[Data records]
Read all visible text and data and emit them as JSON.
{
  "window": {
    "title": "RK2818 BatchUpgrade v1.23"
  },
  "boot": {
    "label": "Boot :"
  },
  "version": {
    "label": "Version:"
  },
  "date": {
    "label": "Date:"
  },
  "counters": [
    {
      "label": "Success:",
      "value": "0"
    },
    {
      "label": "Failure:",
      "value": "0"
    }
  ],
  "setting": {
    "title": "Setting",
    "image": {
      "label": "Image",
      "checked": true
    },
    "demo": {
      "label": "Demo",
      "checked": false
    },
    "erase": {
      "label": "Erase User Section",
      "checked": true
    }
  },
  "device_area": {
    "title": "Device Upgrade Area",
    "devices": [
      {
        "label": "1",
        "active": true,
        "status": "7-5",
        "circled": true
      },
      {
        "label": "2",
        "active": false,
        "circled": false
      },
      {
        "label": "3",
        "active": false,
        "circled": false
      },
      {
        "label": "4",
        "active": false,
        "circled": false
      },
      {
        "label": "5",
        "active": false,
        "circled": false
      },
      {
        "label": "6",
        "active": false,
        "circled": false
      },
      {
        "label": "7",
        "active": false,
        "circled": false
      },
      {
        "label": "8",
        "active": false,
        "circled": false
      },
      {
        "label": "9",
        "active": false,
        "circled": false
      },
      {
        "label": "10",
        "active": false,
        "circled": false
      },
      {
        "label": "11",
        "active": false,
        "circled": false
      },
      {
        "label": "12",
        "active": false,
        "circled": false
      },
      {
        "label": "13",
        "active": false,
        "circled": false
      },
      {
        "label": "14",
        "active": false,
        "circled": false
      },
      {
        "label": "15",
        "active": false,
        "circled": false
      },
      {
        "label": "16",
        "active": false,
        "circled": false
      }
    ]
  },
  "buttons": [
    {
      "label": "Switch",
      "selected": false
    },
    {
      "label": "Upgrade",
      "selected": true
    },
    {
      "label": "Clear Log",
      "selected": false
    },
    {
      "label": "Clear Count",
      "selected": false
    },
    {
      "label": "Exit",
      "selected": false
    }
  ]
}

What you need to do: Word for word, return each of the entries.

Answer to this problem:
Read all visible text and data and emit them as JSON.
{
  "window": {
    "title": "RK2818 BatchUpgrade v1.23"
  },
  "boot": {
    "label": "Boot :"
  },
  "version": {
    "label": "Version:"
  },
  "date": {
    "label": "Date:"
  },
  "counters": [
    {
      "label": "Success:",
      "value": "0"
    },
    {
      "label": "Failure:",
      "value": "0"
    }
  ],
  "setting": {
    "title": "Setting",
    "image": {
      "label": "Image",
      "checked": true
    },
    "demo": {
      "label": "Demo",
      "checked": false
    },
    "erase": {
      "label": "Erase User Section",
      "checked": true
    }
  },
  "device_area": {
    "title": "Device Upgrade Area",
    "devices": [
      {
        "label": "1",
        "active": true,
        "status": "7-5",
        "circled": true
      },
      {
        "label": "2",
        "active": false,
        "circled": false
      },
      {
        "label": "3",
        "active": false,
        "circled": false
      },
      {
        "label": "4",
        "active": false,
        "circled": false
      },
      {
        "label": "5",
        "active": false,
        "circled": false
      },
      {
        "label": "6",
        "active": false,
        "circled": false
      },
      {
        "label": "7",
        "active": false,
        "circled": false
      },
      {
        "label": "8",
        "active": false,
        "circled": false
      },
      {
        "label": "9",
        "active": false,
        "circled": false
      },
      {
        "label": "10",
        "active": false,
        "circled": false
      },
      {
        "label": "11",
        "active": false,
        "circled": false
      },
      {
        "label": "12",
        "active": false,
        "circled": false
      },
      {
        "label": "13",
        "active": false,
        "circled": false
      },
      {
        "label": "14",
        "active": false,
        "circled": false
      },
      {
        "label": "15",
        "active": false,
        "circled": false
      },
      {
        "label": "16",
        "active": false,
        "circled": false
      }
    ]
  },
  "buttons": [
    {
      "label": "Switch",
      "selected": false
    },
    {
      "label": "Upgrade",
      "selected": true
    },
    {
      "label": "Clear Log",
      "selected": false
    },
    {
      "label": "Clear Count",
      "selected": false
    },
    {
      "label": "Exit",
      "selected": false
    }
  ]
}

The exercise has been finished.